Exactly when should you begin introducing your dog to the various signals? When should I start potty training my dog? I’ve included a sample schedule for raising a puppy.
7-8 Week Old
Age: 7–8 Weeks Old Primary Cues (Sit, Stay, Come)
Beginning with fundamental cues at 7 weeks of age:
Repeatedly saying a cue word like “sit” is not effective.
Get your dog to sit by luring it with a treat.
You can reward your dog for sitting by giving it a treat and some verbal praise.
At this age, it is appropriate to begin leash training inside. Puppies shouldn’t be wandering around where other dogs walk because they haven’t finished their immunizations yet and could get anything from them.

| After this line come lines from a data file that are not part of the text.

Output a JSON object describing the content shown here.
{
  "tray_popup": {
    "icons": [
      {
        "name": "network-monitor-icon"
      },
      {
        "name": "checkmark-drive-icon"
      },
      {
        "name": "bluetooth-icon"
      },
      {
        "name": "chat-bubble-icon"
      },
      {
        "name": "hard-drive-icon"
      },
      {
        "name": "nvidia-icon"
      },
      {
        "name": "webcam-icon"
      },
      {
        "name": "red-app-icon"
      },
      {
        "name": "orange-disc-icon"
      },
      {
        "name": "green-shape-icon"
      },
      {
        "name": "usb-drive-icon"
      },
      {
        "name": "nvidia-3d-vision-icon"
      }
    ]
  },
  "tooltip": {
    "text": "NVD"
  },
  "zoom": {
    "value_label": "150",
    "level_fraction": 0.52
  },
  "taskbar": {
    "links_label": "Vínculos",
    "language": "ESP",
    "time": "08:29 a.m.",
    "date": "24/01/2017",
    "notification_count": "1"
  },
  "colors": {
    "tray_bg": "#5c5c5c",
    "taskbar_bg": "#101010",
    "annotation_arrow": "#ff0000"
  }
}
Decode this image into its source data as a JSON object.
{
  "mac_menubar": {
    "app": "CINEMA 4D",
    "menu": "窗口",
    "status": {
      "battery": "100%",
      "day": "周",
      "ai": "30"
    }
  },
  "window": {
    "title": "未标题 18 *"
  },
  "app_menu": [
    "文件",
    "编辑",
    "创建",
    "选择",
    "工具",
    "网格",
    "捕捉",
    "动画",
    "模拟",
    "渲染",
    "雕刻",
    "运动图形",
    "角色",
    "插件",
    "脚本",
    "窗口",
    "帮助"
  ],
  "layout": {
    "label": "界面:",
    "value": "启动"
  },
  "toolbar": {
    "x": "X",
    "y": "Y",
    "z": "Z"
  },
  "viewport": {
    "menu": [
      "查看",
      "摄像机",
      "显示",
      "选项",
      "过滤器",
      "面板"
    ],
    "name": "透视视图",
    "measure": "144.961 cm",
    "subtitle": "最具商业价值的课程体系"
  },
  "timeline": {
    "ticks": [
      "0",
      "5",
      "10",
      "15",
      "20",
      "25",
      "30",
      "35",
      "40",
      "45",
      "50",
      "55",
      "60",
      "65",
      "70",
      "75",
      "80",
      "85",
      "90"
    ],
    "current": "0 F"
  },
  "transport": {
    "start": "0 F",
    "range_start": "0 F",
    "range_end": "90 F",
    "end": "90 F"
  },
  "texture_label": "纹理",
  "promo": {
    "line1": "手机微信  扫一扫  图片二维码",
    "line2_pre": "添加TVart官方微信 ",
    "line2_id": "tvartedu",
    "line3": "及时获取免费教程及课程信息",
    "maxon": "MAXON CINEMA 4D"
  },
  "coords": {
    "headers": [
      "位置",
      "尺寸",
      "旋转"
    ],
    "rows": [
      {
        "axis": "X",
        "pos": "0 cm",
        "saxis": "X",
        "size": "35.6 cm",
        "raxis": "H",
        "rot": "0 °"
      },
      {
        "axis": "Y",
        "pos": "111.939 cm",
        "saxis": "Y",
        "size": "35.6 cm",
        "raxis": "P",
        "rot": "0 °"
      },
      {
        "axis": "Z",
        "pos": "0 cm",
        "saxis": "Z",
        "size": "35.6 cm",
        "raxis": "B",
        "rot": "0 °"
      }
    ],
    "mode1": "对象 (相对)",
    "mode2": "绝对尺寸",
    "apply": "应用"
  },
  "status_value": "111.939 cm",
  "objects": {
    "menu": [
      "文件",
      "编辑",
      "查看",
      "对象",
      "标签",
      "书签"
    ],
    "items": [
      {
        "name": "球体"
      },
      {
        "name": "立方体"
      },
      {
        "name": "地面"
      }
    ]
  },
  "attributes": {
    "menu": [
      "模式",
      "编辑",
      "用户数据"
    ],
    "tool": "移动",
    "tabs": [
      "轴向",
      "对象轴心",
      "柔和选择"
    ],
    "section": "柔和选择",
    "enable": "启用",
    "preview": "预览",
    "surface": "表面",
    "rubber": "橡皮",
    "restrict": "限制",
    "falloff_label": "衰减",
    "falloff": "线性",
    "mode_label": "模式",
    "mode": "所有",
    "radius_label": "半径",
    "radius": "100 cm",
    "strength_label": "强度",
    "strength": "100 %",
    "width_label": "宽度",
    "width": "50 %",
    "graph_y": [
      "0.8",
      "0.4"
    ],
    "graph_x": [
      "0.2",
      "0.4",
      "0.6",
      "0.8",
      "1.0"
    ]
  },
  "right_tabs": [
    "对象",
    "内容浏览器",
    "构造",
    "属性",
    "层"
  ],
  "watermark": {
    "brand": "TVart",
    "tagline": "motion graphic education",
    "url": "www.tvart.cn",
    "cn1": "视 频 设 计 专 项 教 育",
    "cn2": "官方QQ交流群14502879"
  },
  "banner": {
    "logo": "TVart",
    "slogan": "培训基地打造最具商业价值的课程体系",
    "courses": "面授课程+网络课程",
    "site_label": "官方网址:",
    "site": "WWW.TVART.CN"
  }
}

It’s best to ease them into wearing the collar or harness gradually by having them do so for shorter and shorter periods of time while rewarding them with tasty snacks. Pace yourself as you lengthen this time period.
Once your puppy has learned to come when called, you can take him or her on leashed walks around the house. After your puppy is fully vaccinated, you can begin training sessions in the backyard.
Manipulation in a General Sense
Make sure your dog is comfortable with human contact. Reward them by stroking their ears and paws gently. This will help them feel more at ease during future nail trims and trips to the veterinarian
Puppies Aged 8-10 Weeks
Puppies Aged 8-10 Weeks Crate-training
The crate you give your puppy should become a haven of peace and quiet for them. First, get them nice and calm by taking them to their box for 10-minute intervals. Give them a treat when they enter their crate. To reinforce a good mood, you may even give them meals inside their kennel.
Aged 10-12 Weeks
Don’t Bite! When puppies reach this age, they start to talk a lot. They learn about their environment by putting new items in their teeth, but they should be taught not to bite people or things like your hands and ankles. If they start biting you, distract them with a toy or something more acceptable
Puppy Training: 12-16 Weeks
Potty training success depends on sticking to a regular routine. After each meal, as well as after playtime and naps throughout the day, you should take your puppy for a walk.
At this age, they should have developed sufficient bladder control to begin training themselves to hold it. Every time your dog uses the outdoor restroom, give it a treat.
The Time Period of 6 Months
By now, your old puppy has entered the awkward teenage years, making this the most challenging time to begin training. That’s why it’s so crucial to begin teaching kids at a young age! Eventually, you’ll take your training to places like dog parks, where there are more people and more distractions, to help your pet’s abilities really stick.